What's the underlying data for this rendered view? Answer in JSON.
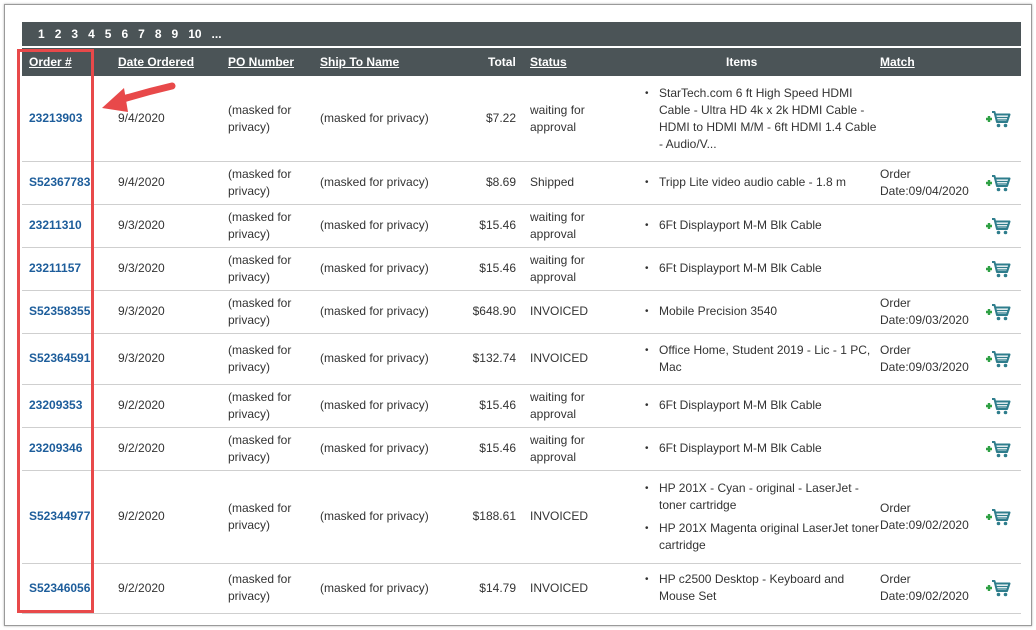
{
  "pager": {
    "pages": [
      "1",
      "2",
      "3",
      "4",
      "5",
      "6",
      "7",
      "8",
      "9",
      "10",
      "..."
    ]
  },
  "headers": {
    "order": "Order #",
    "date": "Date Ordered",
    "po": "PO Number",
    "ship": "Ship To Name",
    "total": "Total",
    "status": "Status",
    "items": "Items",
    "match": "Match"
  },
  "rows": [
    {
      "order": "23213903",
      "date": "9/4/2020",
      "po": "(masked for privacy)",
      "ship": "(masked for privacy)",
      "total": "$7.22",
      "status": "waiting for approval",
      "items": [
        "StarTech.com 6 ft High Speed HDMI Cable - Ultra HD 4k x 2k HDMI Cable - HDMI to HDMI M/M - 6ft HDMI 1.4 Cable - Audio/V..."
      ],
      "match": ""
    },
    {
      "order": "S52367783",
      "date": "9/4/2020",
      "po": "(masked for privacy)",
      "ship": "(masked for privacy)",
      "total": "$8.69",
      "status": "Shipped",
      "items": [
        "Tripp Lite video audio cable - 1.8 m"
      ],
      "match": "Order Date:09/04/2020"
    },
    {
      "order": "23211310",
      "date": "9/3/2020",
      "po": "(masked for privacy)",
      "ship": "(masked for privacy)",
      "total": "$15.46",
      "status": "waiting for approval",
      "items": [
        "6Ft Displayport M-M Blk Cable"
      ],
      "match": ""
    },
    {
      "order": "23211157",
      "date": "9/3/2020",
      "po": "(masked for privacy)",
      "ship": "(masked for privacy)",
      "total": "$15.46",
      "status": "waiting for approval",
      "items": [
        "6Ft Displayport M-M Blk Cable"
      ],
      "match": ""
    },
    {
      "order": "S52358355",
      "date": "9/3/2020",
      "po": "(masked for privacy)",
      "ship": "(masked for privacy)",
      "total": "$648.90",
      "status": "INVOICED",
      "items": [
        "Mobile Precision 3540"
      ],
      "match": "Order Date:09/03/2020"
    },
    {
      "order": "S52364591",
      "date": "9/3/2020",
      "po": "(masked for privacy)",
      "ship": "(masked for privacy)",
      "total": "$132.74",
      "status": "INVOICED",
      "items": [
        "Office Home, Student 2019 - Lic - 1 PC, Mac"
      ],
      "match": "Order Date:09/03/2020"
    },
    {
      "order": "23209353",
      "date": "9/2/2020",
      "po": "(masked for privacy)",
      "ship": "(masked for privacy)",
      "total": "$15.46",
      "status": "waiting for approval",
      "items": [
        "6Ft Displayport M-M Blk Cable"
      ],
      "match": ""
    },
    {
      "order": "23209346",
      "date": "9/2/2020",
      "po": "(masked for privacy)",
      "ship": "(masked for privacy)",
      "total": "$15.46",
      "status": "waiting for approval",
      "items": [
        "6Ft Displayport M-M Blk Cable"
      ],
      "match": ""
    },
    {
      "order": "S52344977",
      "date": "9/2/2020",
      "po": "(masked for privacy)",
      "ship": "(masked for privacy)",
      "total": "$188.61",
      "status": "INVOICED",
      "items": [
        "HP 201X - Cyan - original - LaserJet - toner cartridge",
        "HP 201X Magenta original LaserJet toner cartridge"
      ],
      "match": "Order Date:09/02/2020"
    },
    {
      "order": "S52346056",
      "date": "9/2/2020",
      "po": "(masked for privacy)",
      "ship": "(masked for privacy)",
      "total": "$14.79",
      "status": "INVOICED",
      "items": [
        "HP c2500 Desktop - Keyboard and Mouse Set"
      ],
      "match": "Order Date:09/02/2020"
    }
  ],
  "icons": {
    "cart": "add-to-cart-icon",
    "arrow": "red-arrow-annotation"
  },
  "colors": {
    "header_bg": "#4b5457",
    "link": "#1d5d9b",
    "highlight": "#e8494a",
    "cart_icon": "#2e8b57"
  }
}
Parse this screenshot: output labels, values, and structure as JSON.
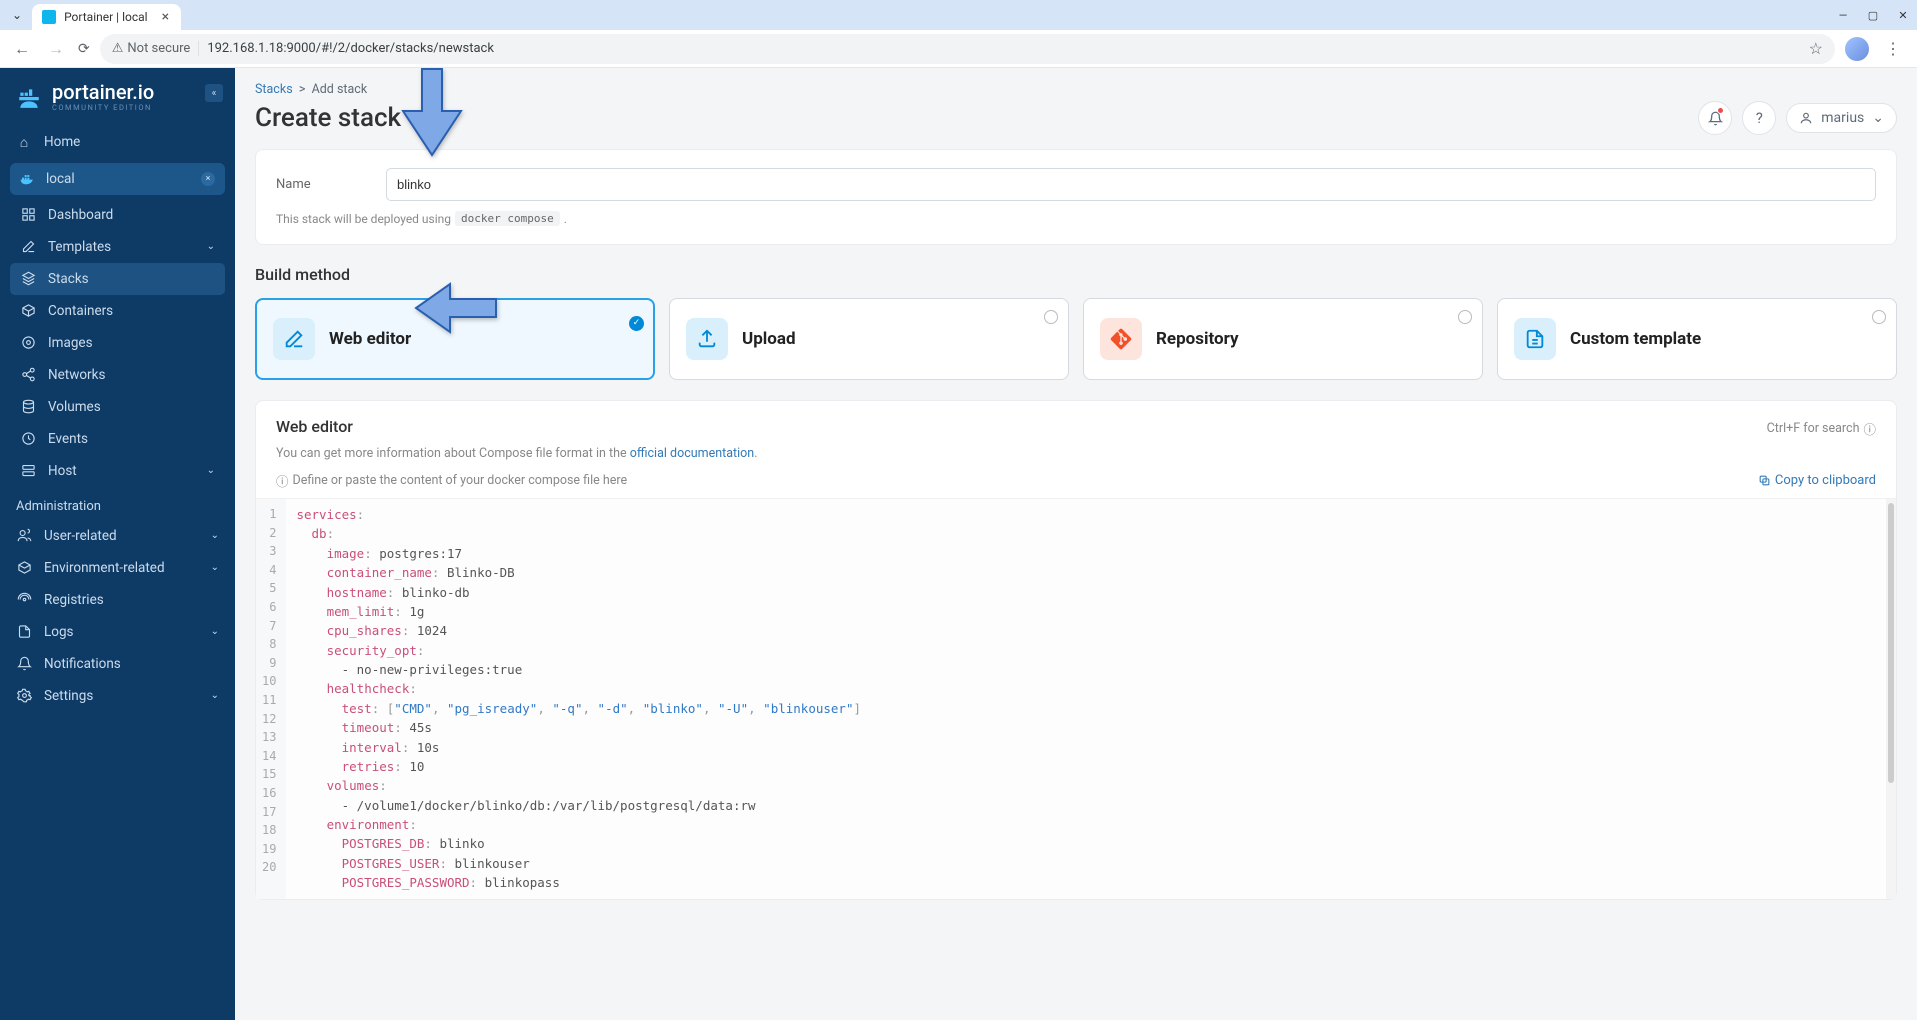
{
  "browser": {
    "tab_title": "Portainer | local",
    "secure_label": "Not secure",
    "url": "192.168.1.18:9000/#!/2/docker/stacks/newstack"
  },
  "logo": {
    "main": "portainer.io",
    "sub": "COMMUNITY EDITION"
  },
  "sidebar": {
    "home": "Home",
    "env_name": "local",
    "items": [
      {
        "label": "Dashboard",
        "icon": "grid"
      },
      {
        "label": "Templates",
        "icon": "edit",
        "chevron": true
      },
      {
        "label": "Stacks",
        "icon": "layers",
        "active": true
      },
      {
        "label": "Containers",
        "icon": "box"
      },
      {
        "label": "Images",
        "icon": "disc"
      },
      {
        "label": "Networks",
        "icon": "share"
      },
      {
        "label": "Volumes",
        "icon": "database"
      },
      {
        "label": "Events",
        "icon": "clock"
      },
      {
        "label": "Host",
        "icon": "server",
        "chevron": true
      }
    ],
    "admin_label": "Administration",
    "admin_items": [
      {
        "label": "User-related",
        "icon": "users",
        "chevron": true
      },
      {
        "label": "Environment-related",
        "icon": "cube",
        "chevron": true
      },
      {
        "label": "Registries",
        "icon": "radio"
      },
      {
        "label": "Logs",
        "icon": "file",
        "chevron": true
      },
      {
        "label": "Notifications",
        "icon": "bell"
      },
      {
        "label": "Settings",
        "icon": "gear",
        "chevron": true
      }
    ]
  },
  "breadcrumb": {
    "root": "Stacks",
    "current": "Add stack"
  },
  "page_title": "Create stack",
  "header_user": "marius",
  "form": {
    "name_label": "Name",
    "name_value": "blinko",
    "deploy_prefix": "This stack will be deployed using",
    "deploy_code": "docker compose"
  },
  "build_method": {
    "heading": "Build method",
    "options": [
      {
        "label": "Web editor",
        "icon": "edit",
        "color": "#0089d6",
        "bg": "#d9effb",
        "selected": true
      },
      {
        "label": "Upload",
        "icon": "upload",
        "color": "#0089d6",
        "bg": "#d9effb"
      },
      {
        "label": "Repository",
        "icon": "git",
        "color": "#f34f29",
        "bg": "#fde5de"
      },
      {
        "label": "Custom template",
        "icon": "file",
        "color": "#0089d6",
        "bg": "#d9effb"
      }
    ]
  },
  "editor": {
    "title": "Web editor",
    "search_hint": "Ctrl+F for search",
    "desc_prefix": "You can get more information about Compose file format in the ",
    "desc_link": "official documentation",
    "hint": "Define or paste the content of your docker compose file here",
    "copy": "Copy to clipboard"
  },
  "code_lines": [
    [
      [
        "key",
        "services"
      ],
      [
        "punc",
        ":"
      ]
    ],
    [
      [
        "plain",
        "  "
      ],
      [
        "key",
        "db"
      ],
      [
        "punc",
        ":"
      ]
    ],
    [
      [
        "plain",
        "    "
      ],
      [
        "key",
        "image"
      ],
      [
        "punc",
        ":"
      ],
      [
        "plain",
        " postgres:17"
      ]
    ],
    [
      [
        "plain",
        "    "
      ],
      [
        "key",
        "container_name"
      ],
      [
        "punc",
        ":"
      ],
      [
        "plain",
        " Blinko-DB"
      ]
    ],
    [
      [
        "plain",
        "    "
      ],
      [
        "key",
        "hostname"
      ],
      [
        "punc",
        ":"
      ],
      [
        "plain",
        " blinko-db"
      ]
    ],
    [
      [
        "plain",
        "    "
      ],
      [
        "key",
        "mem_limit"
      ],
      [
        "punc",
        ":"
      ],
      [
        "plain",
        " 1g"
      ]
    ],
    [
      [
        "plain",
        "    "
      ],
      [
        "key",
        "cpu_shares"
      ],
      [
        "punc",
        ":"
      ],
      [
        "plain",
        " 1024"
      ]
    ],
    [
      [
        "plain",
        "    "
      ],
      [
        "key",
        "security_opt"
      ],
      [
        "punc",
        ":"
      ]
    ],
    [
      [
        "plain",
        "      - no-new-privileges:true"
      ]
    ],
    [
      [
        "plain",
        "    "
      ],
      [
        "key",
        "healthcheck"
      ],
      [
        "punc",
        ":"
      ]
    ],
    [
      [
        "plain",
        "      "
      ],
      [
        "key",
        "test"
      ],
      [
        "punc",
        ": ["
      ],
      [
        "str",
        "\"CMD\""
      ],
      [
        "punc",
        ", "
      ],
      [
        "str",
        "\"pg_isready\""
      ],
      [
        "punc",
        ", "
      ],
      [
        "str",
        "\"-q\""
      ],
      [
        "punc",
        ", "
      ],
      [
        "str",
        "\"-d\""
      ],
      [
        "punc",
        ", "
      ],
      [
        "str",
        "\"blinko\""
      ],
      [
        "punc",
        ", "
      ],
      [
        "str",
        "\"-U\""
      ],
      [
        "punc",
        ", "
      ],
      [
        "str",
        "\"blinkouser\""
      ],
      [
        "punc",
        "]"
      ]
    ],
    [
      [
        "plain",
        "      "
      ],
      [
        "key",
        "timeout"
      ],
      [
        "punc",
        ":"
      ],
      [
        "plain",
        " 45s"
      ]
    ],
    [
      [
        "plain",
        "      "
      ],
      [
        "key",
        "interval"
      ],
      [
        "punc",
        ":"
      ],
      [
        "plain",
        " 10s"
      ]
    ],
    [
      [
        "plain",
        "      "
      ],
      [
        "key",
        "retries"
      ],
      [
        "punc",
        ":"
      ],
      [
        "plain",
        " 10"
      ]
    ],
    [
      [
        "plain",
        "    "
      ],
      [
        "key",
        "volumes"
      ],
      [
        "punc",
        ":"
      ]
    ],
    [
      [
        "plain",
        "      - /volume1/docker/blinko/db:/var/lib/postgresql/data:rw"
      ]
    ],
    [
      [
        "plain",
        "    "
      ],
      [
        "key",
        "environment"
      ],
      [
        "punc",
        ":"
      ]
    ],
    [
      [
        "plain",
        "      "
      ],
      [
        "key",
        "POSTGRES_DB"
      ],
      [
        "punc",
        ":"
      ],
      [
        "plain",
        " blinko"
      ]
    ],
    [
      [
        "plain",
        "      "
      ],
      [
        "key",
        "POSTGRES_USER"
      ],
      [
        "punc",
        ":"
      ],
      [
        "plain",
        " blinkouser"
      ]
    ],
    [
      [
        "plain",
        "      "
      ],
      [
        "key",
        "POSTGRES_PASSWORD"
      ],
      [
        "punc",
        ":"
      ],
      [
        "plain",
        " blinkopass"
      ]
    ]
  ]
}
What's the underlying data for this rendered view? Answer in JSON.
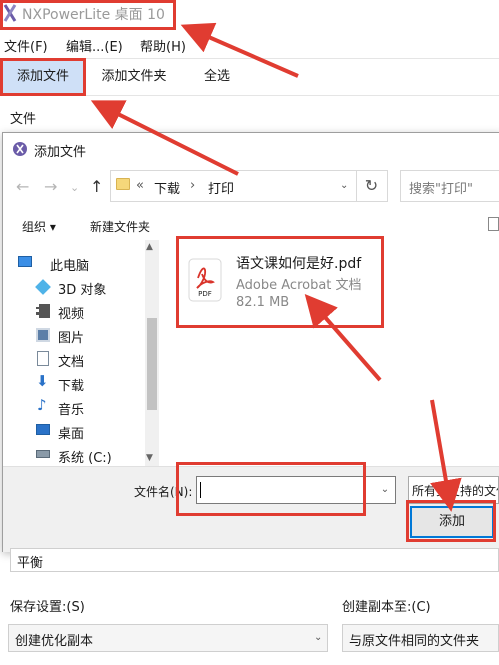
{
  "app": {
    "title": "NXPowerLite 桌面 10",
    "menu": [
      "文件(F)",
      "编辑...(E)",
      "帮助(H)"
    ],
    "toolbar": {
      "add_file": "添加文件",
      "add_folder": "添加文件夹",
      "select_all": "全选"
    },
    "column_header": "文件",
    "balance": "平衡",
    "save_settings_label": "保存设置:(S)",
    "save_settings_value": "创建优化副本",
    "copy_to_label": "创建副本至:(C)",
    "copy_to_value": "与原文件相同的文件夹"
  },
  "dialog": {
    "title": "添加文件",
    "path": [
      "下载",
      "打印"
    ],
    "path_prefix": "«",
    "search_placeholder": "搜索\"打印\"",
    "commands": {
      "organize": "组织 ▾",
      "new_folder": "新建文件夹"
    },
    "nav_items": [
      {
        "label": "此电脑",
        "icon": "computer-icon"
      },
      {
        "label": "3D 对象",
        "icon": "3d-objects-icon"
      },
      {
        "label": "视频",
        "icon": "video-icon"
      },
      {
        "label": "图片",
        "icon": "pictures-icon"
      },
      {
        "label": "文档",
        "icon": "documents-icon"
      },
      {
        "label": "下载",
        "icon": "download-icon"
      },
      {
        "label": "音乐",
        "icon": "music-icon"
      },
      {
        "label": "桌面",
        "icon": "desktop-icon"
      },
      {
        "label": "系统 (C:)",
        "icon": "drive-icon"
      }
    ],
    "file": {
      "name": "语文课如何是好.pdf",
      "type": "Adobe Acrobat 文档",
      "size": "82.1 MB"
    },
    "filename_label": "文件名(N):",
    "filename_value": "",
    "filter": "所有受支持的文件",
    "add_button": "添加"
  },
  "colors": {
    "annotation": "#e03c31",
    "selected_toolbar": "#cfe0f7",
    "accent": "#0078d7"
  }
}
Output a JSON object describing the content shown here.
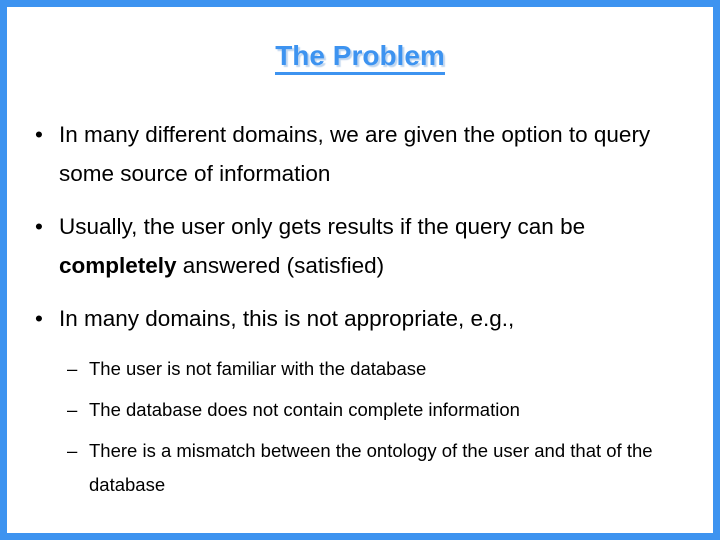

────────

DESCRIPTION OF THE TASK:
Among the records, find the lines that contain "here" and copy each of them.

RESPONSE:
    "hint": "Define or paste the content of your docker compose file here",
Output a JSON object describing the content shown here.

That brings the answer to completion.